The paper should give added impetus to gathering the data required, generating comparator records and calculating past underpayments. But it is a challenging read, commensurate with the topic it is addressing.
The Chancellor’s summer economic statement was delivered to Parliament on 8 July. The only mention of pensions was in connection with the new Kickstart Scheme.
This scheme, at a cost of £2 billion, is intended to create hundreds of thousands of high-quality six-month work placements aimed at those aged 16-24 who are on Universal Credit and are deemed to be at risk of long-term unemployment.
The funding available covers 100% of the relevant National Minimum Wage for 25 hours a week, plus the associated employer national insurance contributions and – the pensions perspective – employer minimum automatic enrolment contributions.
The document is quiet on how this and other new initiatives announced on 8 July will be paid for, but further details on the Government’s plans “for a sustainable and balanced medium-term fiscal policy” will be provided at the next Budget.
In relation to the Kickstart Scheme, as the employer’s duty to auto-enrol only starts for employees aged 22 or over it appears that the group of new employees the Government will be paying employer contributions for could be quite narrow (notwithstanding that employees can choose to opt-in to auto-enrolment schemes from age 16).
The DWP has updated its guidance in relation to pensions and benefits for UK nationals living in an EEA State (which includes the EU27) or Switzerland.

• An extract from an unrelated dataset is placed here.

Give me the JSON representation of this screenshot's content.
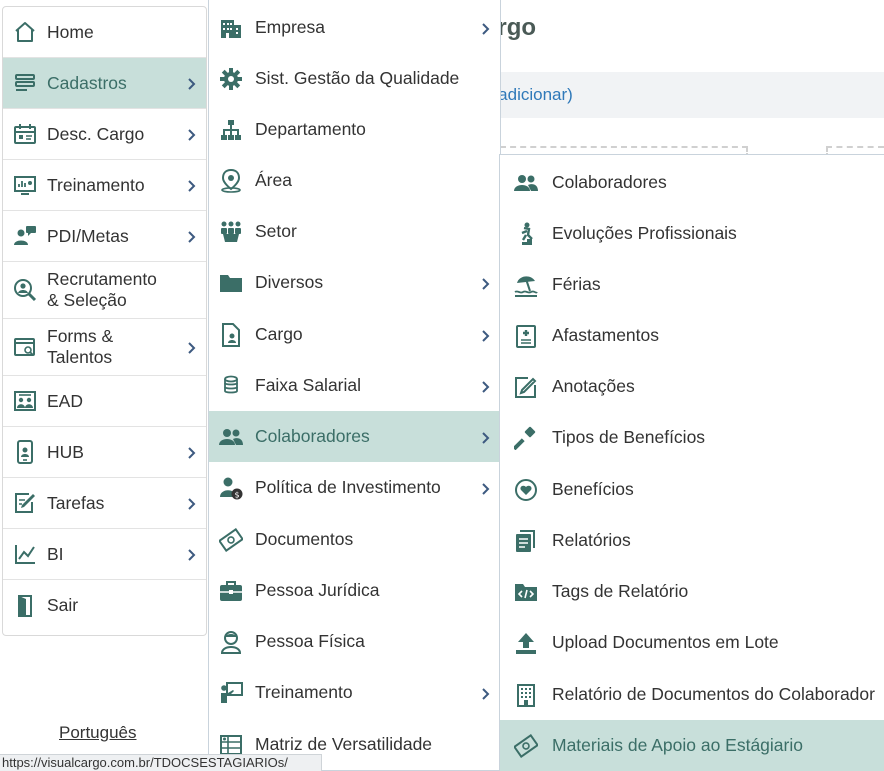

However, there is no progress to report in relation to mutual recognition with these states for those newly moving to such states from 1 January 2021 since the 24 January announcement (see Pensions Bulletin 2020/04).
Such individuals are not covered by the withdrawal agreement and the outcome of negotiations is awaited before the Government can set out what the arrangements (if any) will be on matters such as counting future social security contributions in the EEA and Switzerland towards meeting UK State Pension qualifying conditions and getting the UK State Pension uprated every year in the EEA and Switzerland.
It is good to see that the Government is seeking to maintain the current arrangements, but it seems that it will be a little while yet before we will know whether or not it has been successful.
It will be a little while yet before those processing DB transfer out requests on behalf of trustees can use an FCA register to check that the individual giving the necessary “appropriate independent advice” is authorised to give such advice. This is the implication of an announcement from the Financial Conduct Authority that it will replace its Financial Services Register with an enhanced register on 27 July 2020.
The FCA had intended to publish a directory containing data on certified individuals in March 2020 – this is now promised for “later this year”.
Until last December practitioners could check that an individual had the relevant permissions against the old Register. Since then, as a result of the FCA’s introduction of the Senior Managers and Certification Regime, whilst they have been able to continue to check the Register for details of the adviser’s firm, they have had to contact the firms and ask them to confirm that the adviser works for that firm or check an appropriate third-party directory. A one-stop check should hopefully be re-established before the year is out.
This Pensions Bulletin does not constitute advice, nor should it be taken as an authoritative statement of the law. For further help, please contact David Everett at our London office or the partner who normally advises you.